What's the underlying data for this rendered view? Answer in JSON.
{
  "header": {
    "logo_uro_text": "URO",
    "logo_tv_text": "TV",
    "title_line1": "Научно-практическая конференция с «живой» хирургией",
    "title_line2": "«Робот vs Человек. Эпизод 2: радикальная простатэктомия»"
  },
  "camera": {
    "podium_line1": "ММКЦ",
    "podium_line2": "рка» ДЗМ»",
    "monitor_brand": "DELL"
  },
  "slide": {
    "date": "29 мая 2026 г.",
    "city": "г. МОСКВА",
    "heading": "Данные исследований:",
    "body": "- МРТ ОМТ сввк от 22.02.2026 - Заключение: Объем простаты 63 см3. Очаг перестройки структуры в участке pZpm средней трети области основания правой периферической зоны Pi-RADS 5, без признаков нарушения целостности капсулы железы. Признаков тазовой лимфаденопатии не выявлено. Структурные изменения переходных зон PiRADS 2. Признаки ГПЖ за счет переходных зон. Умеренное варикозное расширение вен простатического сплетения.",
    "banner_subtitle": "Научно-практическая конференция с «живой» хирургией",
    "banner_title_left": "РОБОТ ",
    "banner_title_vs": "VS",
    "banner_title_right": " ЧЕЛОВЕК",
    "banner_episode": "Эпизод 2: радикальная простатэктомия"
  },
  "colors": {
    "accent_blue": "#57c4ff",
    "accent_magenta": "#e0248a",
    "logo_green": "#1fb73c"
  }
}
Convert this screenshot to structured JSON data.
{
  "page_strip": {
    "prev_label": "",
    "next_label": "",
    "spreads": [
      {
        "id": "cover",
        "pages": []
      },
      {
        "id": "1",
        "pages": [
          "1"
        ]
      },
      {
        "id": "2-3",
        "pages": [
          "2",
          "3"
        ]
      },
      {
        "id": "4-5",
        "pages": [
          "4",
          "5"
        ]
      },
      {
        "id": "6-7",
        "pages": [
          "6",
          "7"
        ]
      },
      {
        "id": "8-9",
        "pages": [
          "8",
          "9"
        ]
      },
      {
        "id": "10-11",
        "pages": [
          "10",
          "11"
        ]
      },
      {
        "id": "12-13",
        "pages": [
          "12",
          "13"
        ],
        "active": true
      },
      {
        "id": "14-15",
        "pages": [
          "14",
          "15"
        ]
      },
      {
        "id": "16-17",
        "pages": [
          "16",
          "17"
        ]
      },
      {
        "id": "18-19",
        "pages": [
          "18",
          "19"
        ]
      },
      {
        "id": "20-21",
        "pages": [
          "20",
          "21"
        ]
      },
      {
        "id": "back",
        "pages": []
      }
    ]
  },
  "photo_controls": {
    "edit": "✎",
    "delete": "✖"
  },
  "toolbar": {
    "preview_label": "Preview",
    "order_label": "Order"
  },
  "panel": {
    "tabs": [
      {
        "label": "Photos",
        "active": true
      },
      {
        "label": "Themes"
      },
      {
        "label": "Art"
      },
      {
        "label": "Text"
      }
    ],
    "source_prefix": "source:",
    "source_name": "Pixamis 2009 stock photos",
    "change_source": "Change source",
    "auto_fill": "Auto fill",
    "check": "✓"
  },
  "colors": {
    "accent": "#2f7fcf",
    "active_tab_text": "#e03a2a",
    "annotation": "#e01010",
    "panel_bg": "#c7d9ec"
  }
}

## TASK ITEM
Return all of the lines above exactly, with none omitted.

## RESPONSE
What's the underlying data for this rendered view? Answer in JSON.
{
  "header": {
    "logo_uro_text": "URO",
    "logo_tv_text": "TV",
    "title_line1": "Научно-практическая конференция с «живой» хирургией",
    "title_line2": "«Робот vs Человек. Эпизод 2: радикальная простатэктомия»"
  },
  "camera": {
    "podium_line1": "ММКЦ",
    "podium_line2": "рка» ДЗМ»",
    "monitor_brand": "DELL"
  },
  "slide": {
    "date": "29 мая 2026 г.",
    "city": "г. МОСКВА",
    "heading": "Данные исследований:",
    "body": "- МРТ ОМТ сввк от 22.02.2026 - Заключение: Объем простаты 63 см3. Очаг перестройки структуры в участке pZpm средней трети области основания правой периферической зоны Pi-RADS 5, без признаков нарушения целостности капсулы железы. Признаков тазовой лимфаденопатии не выявлено. Структурные изменения переходных зон PiRADS 2. Признаки ГПЖ за счет переходных зон. Умеренное варикозное расширение вен простатического сплетения.",
    "banner_subtitle": "Научно-практическая конференция с «живой» хирургией",
    "banner_title_left": "РОБОТ ",
    "banner_title_vs": "VS",
    "banner_title_right": " ЧЕЛОВЕК",
    "banner_episode": "Эпизод 2: радикальная простатэктомия"
  },
  "colors": {
    "accent_blue": "#57c4ff",
    "accent_magenta": "#e0248a",
    "logo_green": "#1fb73c"
  }
}
Convert this screenshot to structured JSON data.
{
  "page_strip": {
    "prev_label": "",
    "next_label": "",
    "spreads": [
      {
        "id": "cover",
        "pages": []
      },
      {
        "id": "1",
        "pages": [
          "1"
        ]
      },
      {
        "id": "2-3",
        "pages": [
          "2",
          "3"
        ]
      },
      {
        "id": "4-5",
        "pages": [
          "4",
          "5"
        ]
      },
      {
        "id": "6-7",
        "pages": [
          "6",
          "7"
        ]
      },
      {
        "id": "8-9",
        "pages": [
          "8",
          "9"
        ]
      },
      {
        "id": "10-11",
        "pages": [
          "10",
          "11"
        ]
      },
      {
        "id": "12-13",
        "pages": [
          "12",
          "13"
        ],
        "active": true
      },
      {
        "id": "14-15",
        "pages": [
          "14",
          "15"
        ]
      },
      {
        "id": "16-17",
        "pages": [
          "16",
          "17"
        ]
      },
      {
        "id": "18-19",
        "pages": [
          "18",
          "19"
        ]
      },
      {
        "id": "20-21",
        "pages": [
          "20",
          "21"
        ]
      },
      {
        "id": "back",
        "pages": []
      }
    ]
  },
  "photo_controls": {
    "edit": "✎",
    "delete": "✖"
  },
  "toolbar": {
    "preview_label": "Preview",
    "order_label": "Order"
  },
  "panel": {
    "tabs": [
      {
        "label": "Photos",
        "active": true
      },
      {
        "label": "Themes"
      },
      {
        "label": "Art"
      },
      {
        "label": "Text"
      }
    ],
    "source_prefix": "source:",
    "source_name": "Pixamis 2009 stock photos",
    "change_source": "Change source",
    "auto_fill": "Auto fill",
    "check": "✓"
  },
  "colors": {
    "accent": "#2f7fcf",
    "active_tab_text": "#e03a2a",
    "annotation": "#e01010",
    "panel_bg": "#c7d9ec"
  }
}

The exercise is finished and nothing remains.